var uslide_show_id = “1d8a4666-b7ba-4819-bfbc-f1f0c79012a4”;var slideshowwidth = “468”;var linktext = “”;Last week, Northwestern officially opened the doors of its outpost in the Middle East. Nearly 80 administrators, students, faculty and staff members traveled 7,000 miles from Evanston to Doha, Qatar to celebrate the inauguration of NU’s first foreign degree-granting campus.
NU’s campus in Qatar, known as NU-Q, opened its doors to an inaugural class of 38 students in August. NU is the most recent of six American universities to build a campus in Doha as part of Education City, an initiative funded by the Qatar Foundation for Education, Research and Community Development. Students at NU-Q can receive a bachelor’s degree from Medill in journalism or from the School of Communication in media industries and technologies.
Traditionally, the Qatar Foundation holds an opening ceremony for each participating school in Education City in the spring of its first year, said John Margolis, dean of NU-Q and former associate provost of NU.
For the March 23 ceremony and dinner, a replica of the Evanston campus’ signature arch was built to welcome the 400 guests who attended the event. The attendees included Her Highness Sheikha Mozah Bint Nasser Al Missned; Dr. Abdulla bin Ali Al-Thani, vice president for education of the Qatar Foundation; Dr. Mohamad Fathy Saoud, president of the Qatar Foundation; Joseph LeBaron, the U.S. Ambassador to Qatar; and representatives of the other Education City universities.
“There were a number of people from Qatar and the region invited to the ceremony,” Margolis said. “The ceremony gave us an opportunity to introduce ourselves to the local community and to explain our mission in Education City.”
The ceremony included remarks from officials from NU and the Qatar Foundation, a musical performance by theater majors from the Evanston campus and videos of NU-Q students discussing their academic goals and their NU-Q experience.
“We are honored to be part of Qatar’s commitment to progressive social change and excited about this momentous new chapter in Northwestern’s history,” NU President Henry Bienen said during the ceremony.
Board of Trustees Chair-Elect William Osborn said the trustees and administrators were “very impressed” with the campus and the programs in Education City.
“It was a very uplifting event and I believe it really made the students over there feel part of Northwestern and vice versa – it made Northwestern feel very much a part of Qatar and of Education City,” said Osborn, one of the evening’s speakers.
The inaugural event was the focal point of a three-day visit by students from NU’s Evanston campus.
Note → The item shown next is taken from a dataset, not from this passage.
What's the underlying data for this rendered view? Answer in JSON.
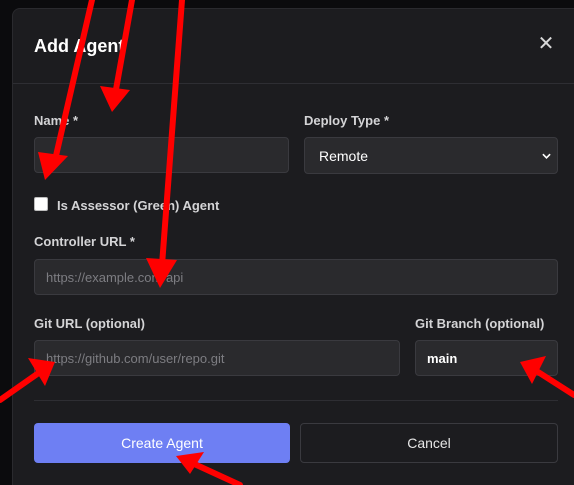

Four students from Medill, six students from the School of Communication, four students from the Northwestern University Saxophone Ensemble and one recent Medill graduate were selected by the deans of their respective schools to travel to Qatar and present their work to NU-Q students.
Music freshman Brian Bohr said he researched the Qatar campus to prepare for his trip after receiving a call from Dominic Missimi, director of the musical theater department, asking him to perform.
“I went there completely blind and not knowing anything about Qatar and was blown away,” Bohr said. “It was really important to see how NU is not just here in Evanston but has a presence over there.”
Evanston students met the NU-Q students and participated in social events, including tours of Education City and Doha and trips to the Museum of Islamic Art and Al-Jazeera network.
“The biggest part of this trip for me was interacting with the students,” said Associated Student Government President Neal Sales-Griffin, who also traveled to Qatar. “They were so ecstatic to meet us since we’re all under the same umbrella; we have a common bond under the NU community. The experience was probably one of the best points in my past four years at NU.”
Sales-Griffin said the group of Evanston and NU-Q students “really bonded” during a trip to the desert, where they got to ride camels and play volleyball.
“We really got to sit down and get to know the students,” the SESP senior said. “They were curious about the dynamics of NU, how we studied and developed majors. Most of us were upperclassmen and all of the NU-Q students were freshmen so they were curious what their experience in the next three to four years will be like at NU.”
Sales-Griffin said he has kept in touch with many of the NU-Q students through Facebook and hopes to collaborate with the other campus. One student e-mailed Sales-Griffin asking for assistance in starting a spirit club at NU-Q for students who wanted to watch and keep up with NU sports and programming in Evanston. Administrators are planning to bring several NU-Q students to Evanston in May.
Applications for the class of 2013 are 50 percent higher than applications for NU-Q’s inaugural class. The Qatar Foundation will host another ceremony for NU in 2013, when the construction of NU-Q’s new facility in Education City is scheduled to be completed.